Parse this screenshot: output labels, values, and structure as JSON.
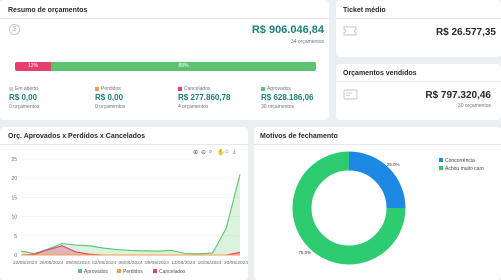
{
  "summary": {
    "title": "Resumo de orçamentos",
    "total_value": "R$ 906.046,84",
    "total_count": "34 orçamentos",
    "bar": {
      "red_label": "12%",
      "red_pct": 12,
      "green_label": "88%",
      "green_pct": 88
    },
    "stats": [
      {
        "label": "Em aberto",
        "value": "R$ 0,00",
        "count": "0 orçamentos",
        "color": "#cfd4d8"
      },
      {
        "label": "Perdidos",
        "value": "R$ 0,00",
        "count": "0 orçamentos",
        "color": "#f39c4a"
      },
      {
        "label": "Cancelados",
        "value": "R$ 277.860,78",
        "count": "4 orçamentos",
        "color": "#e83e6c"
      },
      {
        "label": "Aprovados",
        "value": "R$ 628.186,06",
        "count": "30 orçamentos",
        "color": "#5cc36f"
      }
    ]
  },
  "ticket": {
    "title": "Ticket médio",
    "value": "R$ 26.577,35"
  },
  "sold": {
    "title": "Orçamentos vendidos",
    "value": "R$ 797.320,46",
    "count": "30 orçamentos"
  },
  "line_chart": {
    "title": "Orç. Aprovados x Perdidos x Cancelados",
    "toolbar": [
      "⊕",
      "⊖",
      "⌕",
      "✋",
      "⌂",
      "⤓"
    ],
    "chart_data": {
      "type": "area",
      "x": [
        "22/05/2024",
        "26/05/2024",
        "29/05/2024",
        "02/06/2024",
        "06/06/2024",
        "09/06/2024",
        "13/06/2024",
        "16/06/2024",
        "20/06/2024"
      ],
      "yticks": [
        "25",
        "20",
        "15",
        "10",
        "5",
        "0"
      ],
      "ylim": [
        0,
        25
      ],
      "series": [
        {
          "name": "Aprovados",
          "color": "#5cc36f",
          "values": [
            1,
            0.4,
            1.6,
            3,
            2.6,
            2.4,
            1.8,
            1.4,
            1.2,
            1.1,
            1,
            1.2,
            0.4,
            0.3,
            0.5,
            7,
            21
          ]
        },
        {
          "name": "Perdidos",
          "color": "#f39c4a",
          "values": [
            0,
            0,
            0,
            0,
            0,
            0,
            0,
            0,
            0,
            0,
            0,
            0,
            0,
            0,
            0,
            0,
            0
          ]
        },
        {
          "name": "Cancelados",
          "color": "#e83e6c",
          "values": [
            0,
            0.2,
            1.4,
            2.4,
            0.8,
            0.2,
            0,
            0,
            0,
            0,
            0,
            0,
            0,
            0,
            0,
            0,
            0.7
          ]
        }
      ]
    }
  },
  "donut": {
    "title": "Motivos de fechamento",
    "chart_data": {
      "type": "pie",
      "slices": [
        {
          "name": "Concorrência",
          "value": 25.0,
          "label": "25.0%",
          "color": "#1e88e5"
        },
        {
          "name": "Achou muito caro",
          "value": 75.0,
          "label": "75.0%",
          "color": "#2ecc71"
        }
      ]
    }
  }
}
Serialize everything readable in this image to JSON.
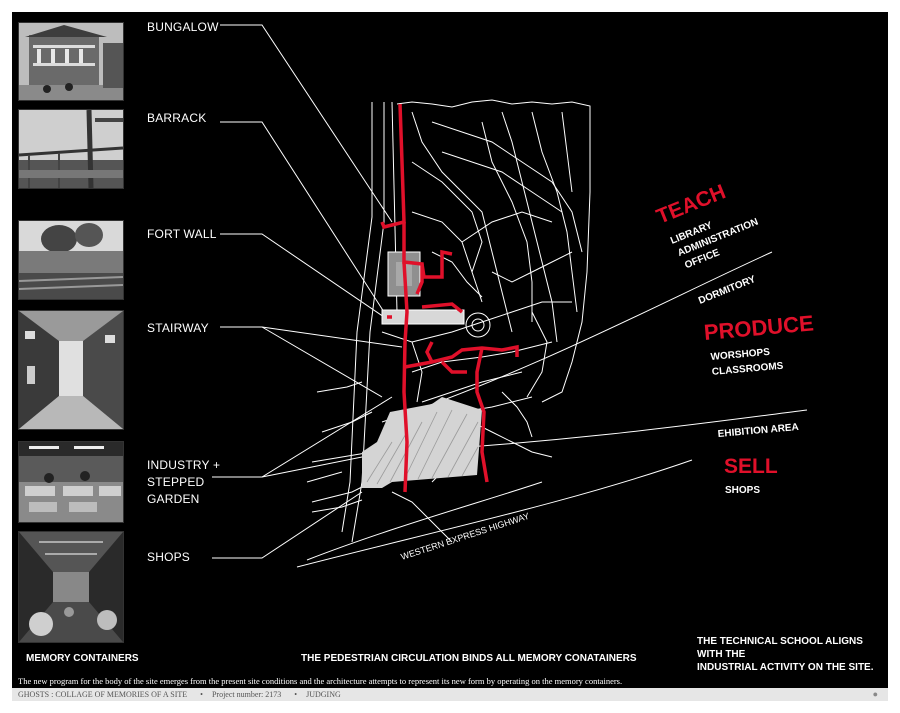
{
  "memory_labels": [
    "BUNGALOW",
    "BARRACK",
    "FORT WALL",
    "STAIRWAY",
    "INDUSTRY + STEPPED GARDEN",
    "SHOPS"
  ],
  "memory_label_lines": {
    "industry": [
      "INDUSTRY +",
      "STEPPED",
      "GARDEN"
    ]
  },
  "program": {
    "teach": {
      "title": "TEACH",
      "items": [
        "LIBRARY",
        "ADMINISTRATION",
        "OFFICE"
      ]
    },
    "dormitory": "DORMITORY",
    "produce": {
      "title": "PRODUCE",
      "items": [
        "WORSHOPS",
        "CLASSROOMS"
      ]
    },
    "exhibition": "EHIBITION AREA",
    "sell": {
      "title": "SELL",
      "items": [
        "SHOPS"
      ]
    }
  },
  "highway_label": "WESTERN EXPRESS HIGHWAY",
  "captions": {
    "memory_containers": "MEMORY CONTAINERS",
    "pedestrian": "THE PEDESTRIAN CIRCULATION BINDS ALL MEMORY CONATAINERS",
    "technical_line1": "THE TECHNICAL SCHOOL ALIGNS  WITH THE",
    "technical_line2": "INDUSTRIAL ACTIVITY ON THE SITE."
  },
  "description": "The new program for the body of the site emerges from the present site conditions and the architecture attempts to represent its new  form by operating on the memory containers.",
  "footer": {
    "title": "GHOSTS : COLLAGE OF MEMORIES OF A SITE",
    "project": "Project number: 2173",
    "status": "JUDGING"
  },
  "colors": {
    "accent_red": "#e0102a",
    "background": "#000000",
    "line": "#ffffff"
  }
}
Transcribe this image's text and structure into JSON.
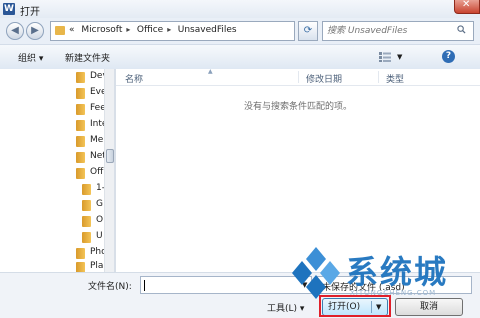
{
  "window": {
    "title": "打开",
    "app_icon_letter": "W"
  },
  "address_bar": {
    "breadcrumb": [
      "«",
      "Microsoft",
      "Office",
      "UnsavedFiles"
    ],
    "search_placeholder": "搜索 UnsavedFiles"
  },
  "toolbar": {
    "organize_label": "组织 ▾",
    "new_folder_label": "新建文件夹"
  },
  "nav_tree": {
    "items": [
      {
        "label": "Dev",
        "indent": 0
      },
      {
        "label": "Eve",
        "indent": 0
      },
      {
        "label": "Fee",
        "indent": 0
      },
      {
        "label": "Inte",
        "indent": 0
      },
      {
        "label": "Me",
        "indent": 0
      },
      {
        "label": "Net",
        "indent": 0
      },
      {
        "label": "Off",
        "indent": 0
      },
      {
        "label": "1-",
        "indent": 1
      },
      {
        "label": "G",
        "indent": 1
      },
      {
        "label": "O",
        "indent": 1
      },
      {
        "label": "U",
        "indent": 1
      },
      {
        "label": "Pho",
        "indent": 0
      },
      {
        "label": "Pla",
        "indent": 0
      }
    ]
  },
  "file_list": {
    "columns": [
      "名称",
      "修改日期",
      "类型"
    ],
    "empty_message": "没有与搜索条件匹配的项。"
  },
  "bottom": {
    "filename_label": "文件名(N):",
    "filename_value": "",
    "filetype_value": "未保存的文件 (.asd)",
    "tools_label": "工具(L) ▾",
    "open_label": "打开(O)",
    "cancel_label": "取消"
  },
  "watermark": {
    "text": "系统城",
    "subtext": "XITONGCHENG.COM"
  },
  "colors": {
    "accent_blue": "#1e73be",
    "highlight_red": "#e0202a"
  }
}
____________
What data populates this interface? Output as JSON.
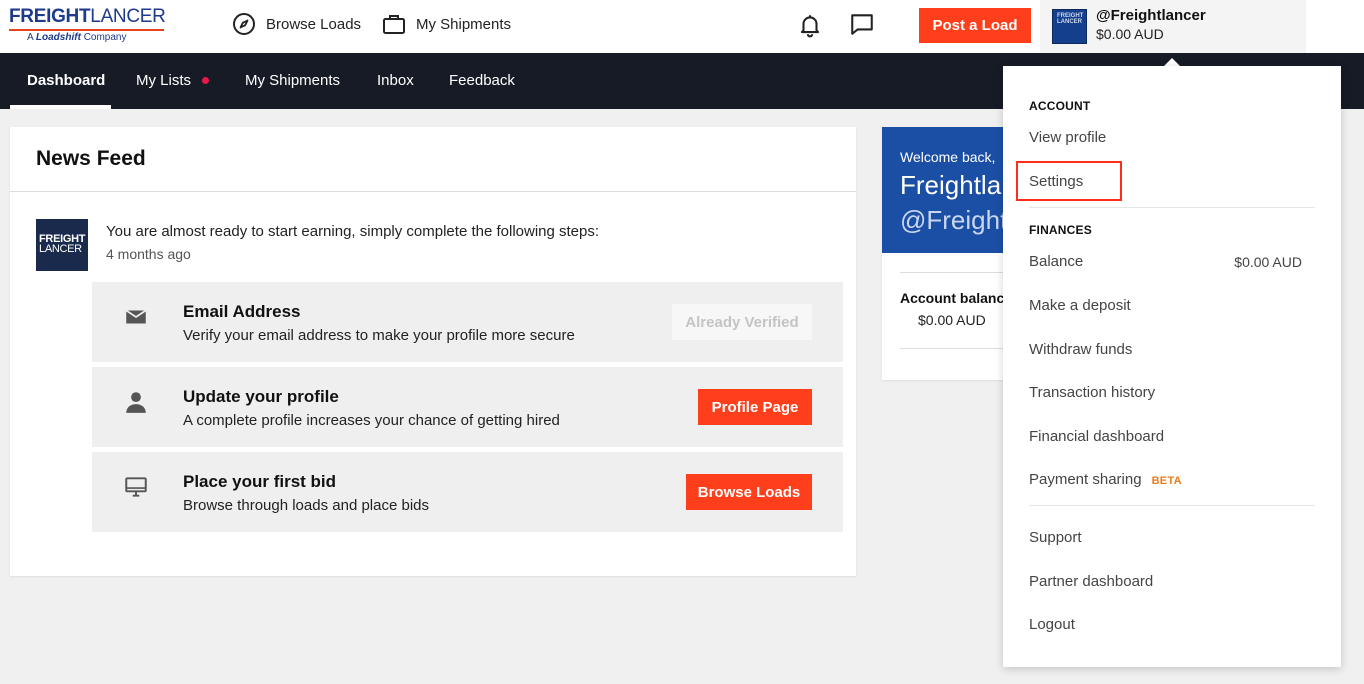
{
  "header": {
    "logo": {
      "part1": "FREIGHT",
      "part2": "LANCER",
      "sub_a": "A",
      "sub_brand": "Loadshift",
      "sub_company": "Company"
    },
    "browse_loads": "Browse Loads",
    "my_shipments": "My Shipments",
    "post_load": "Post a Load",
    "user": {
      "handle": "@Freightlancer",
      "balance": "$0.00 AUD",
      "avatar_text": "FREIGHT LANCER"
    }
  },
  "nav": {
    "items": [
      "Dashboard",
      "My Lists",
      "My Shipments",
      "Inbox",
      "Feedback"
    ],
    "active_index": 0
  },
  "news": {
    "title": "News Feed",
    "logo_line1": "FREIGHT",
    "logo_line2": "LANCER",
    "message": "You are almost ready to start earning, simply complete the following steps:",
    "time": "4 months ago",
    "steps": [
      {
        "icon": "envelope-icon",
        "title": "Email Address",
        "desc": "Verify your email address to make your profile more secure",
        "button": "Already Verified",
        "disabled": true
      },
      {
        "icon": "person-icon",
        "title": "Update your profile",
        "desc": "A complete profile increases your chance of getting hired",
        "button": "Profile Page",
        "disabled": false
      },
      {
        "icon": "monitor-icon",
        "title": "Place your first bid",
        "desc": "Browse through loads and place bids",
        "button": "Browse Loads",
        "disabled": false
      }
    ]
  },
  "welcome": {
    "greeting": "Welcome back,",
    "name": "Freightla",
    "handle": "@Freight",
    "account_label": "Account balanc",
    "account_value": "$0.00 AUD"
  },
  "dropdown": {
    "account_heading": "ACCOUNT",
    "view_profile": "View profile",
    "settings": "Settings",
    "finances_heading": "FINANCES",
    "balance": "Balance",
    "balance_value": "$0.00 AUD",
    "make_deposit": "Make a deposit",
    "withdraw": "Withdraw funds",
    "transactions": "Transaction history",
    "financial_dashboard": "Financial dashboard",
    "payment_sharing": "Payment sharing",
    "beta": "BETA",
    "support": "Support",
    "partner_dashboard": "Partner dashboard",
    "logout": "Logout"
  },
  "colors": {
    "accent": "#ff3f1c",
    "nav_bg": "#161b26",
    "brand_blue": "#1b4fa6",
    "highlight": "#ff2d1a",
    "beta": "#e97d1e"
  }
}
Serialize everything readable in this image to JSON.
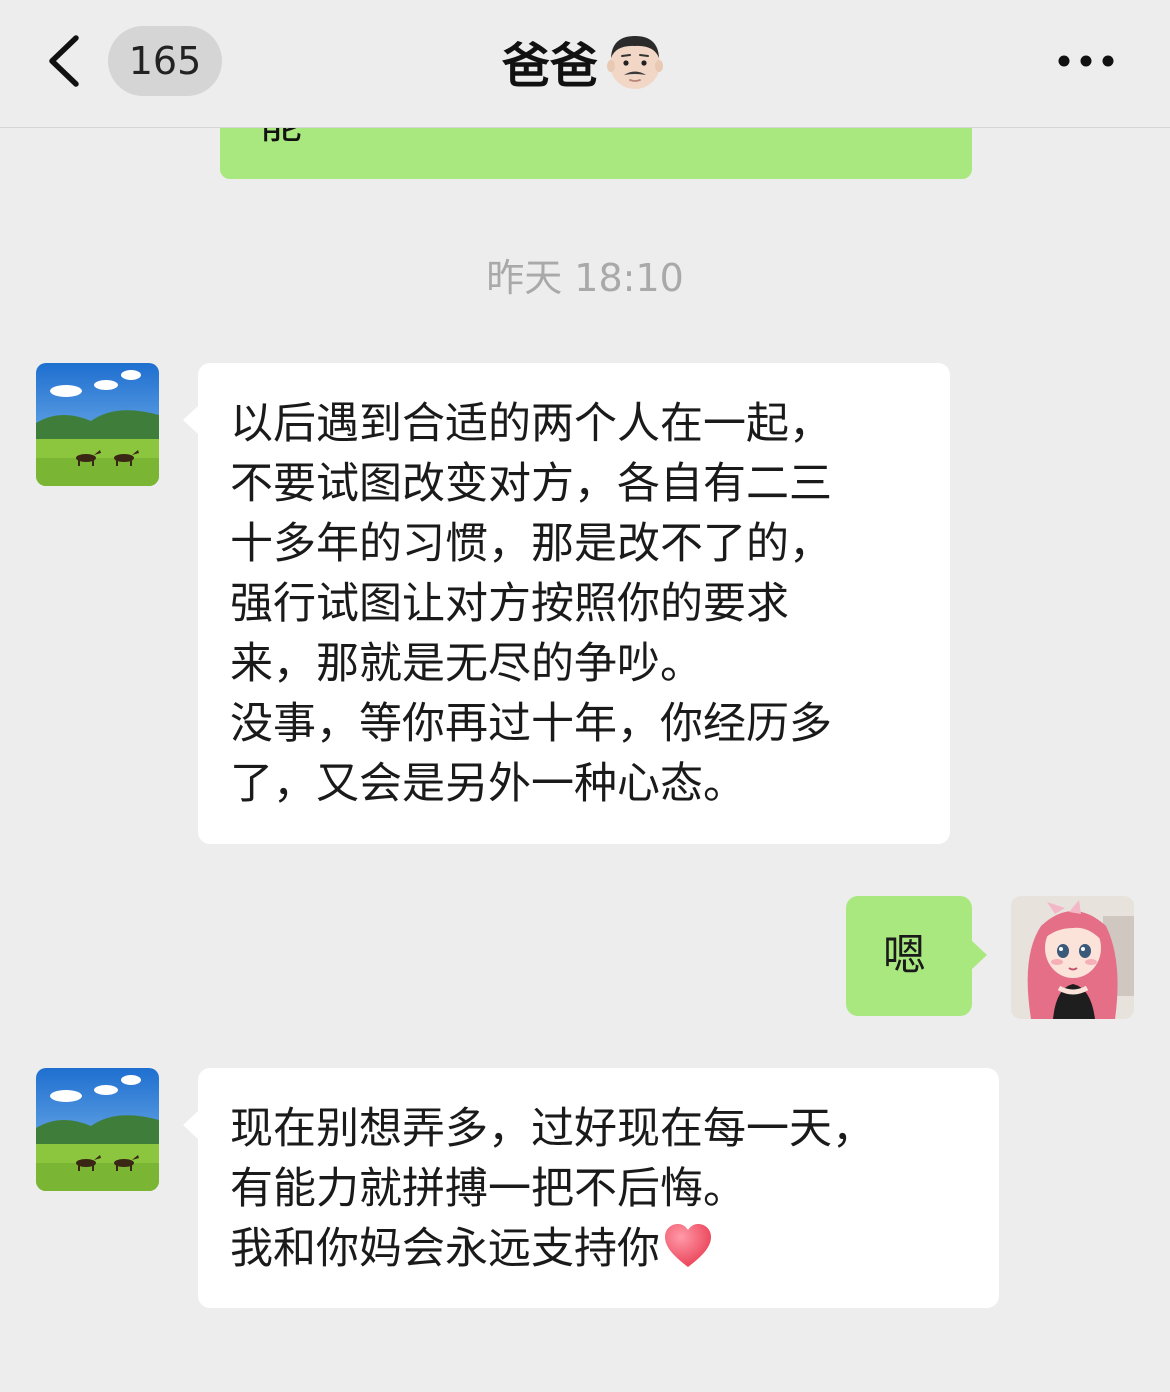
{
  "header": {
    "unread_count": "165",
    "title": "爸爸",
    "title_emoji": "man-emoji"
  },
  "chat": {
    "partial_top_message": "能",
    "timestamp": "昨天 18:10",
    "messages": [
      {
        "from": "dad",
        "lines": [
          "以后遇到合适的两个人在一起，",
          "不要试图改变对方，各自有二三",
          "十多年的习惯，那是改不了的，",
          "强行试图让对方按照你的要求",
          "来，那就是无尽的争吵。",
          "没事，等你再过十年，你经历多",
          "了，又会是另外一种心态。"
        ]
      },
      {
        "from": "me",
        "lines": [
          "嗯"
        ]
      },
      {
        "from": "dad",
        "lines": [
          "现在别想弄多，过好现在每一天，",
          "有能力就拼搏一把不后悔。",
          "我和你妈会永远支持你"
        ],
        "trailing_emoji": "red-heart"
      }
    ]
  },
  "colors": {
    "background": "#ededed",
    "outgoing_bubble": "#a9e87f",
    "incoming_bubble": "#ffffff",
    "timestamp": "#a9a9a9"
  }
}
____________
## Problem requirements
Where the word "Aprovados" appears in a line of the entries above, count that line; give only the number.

## Task solution
3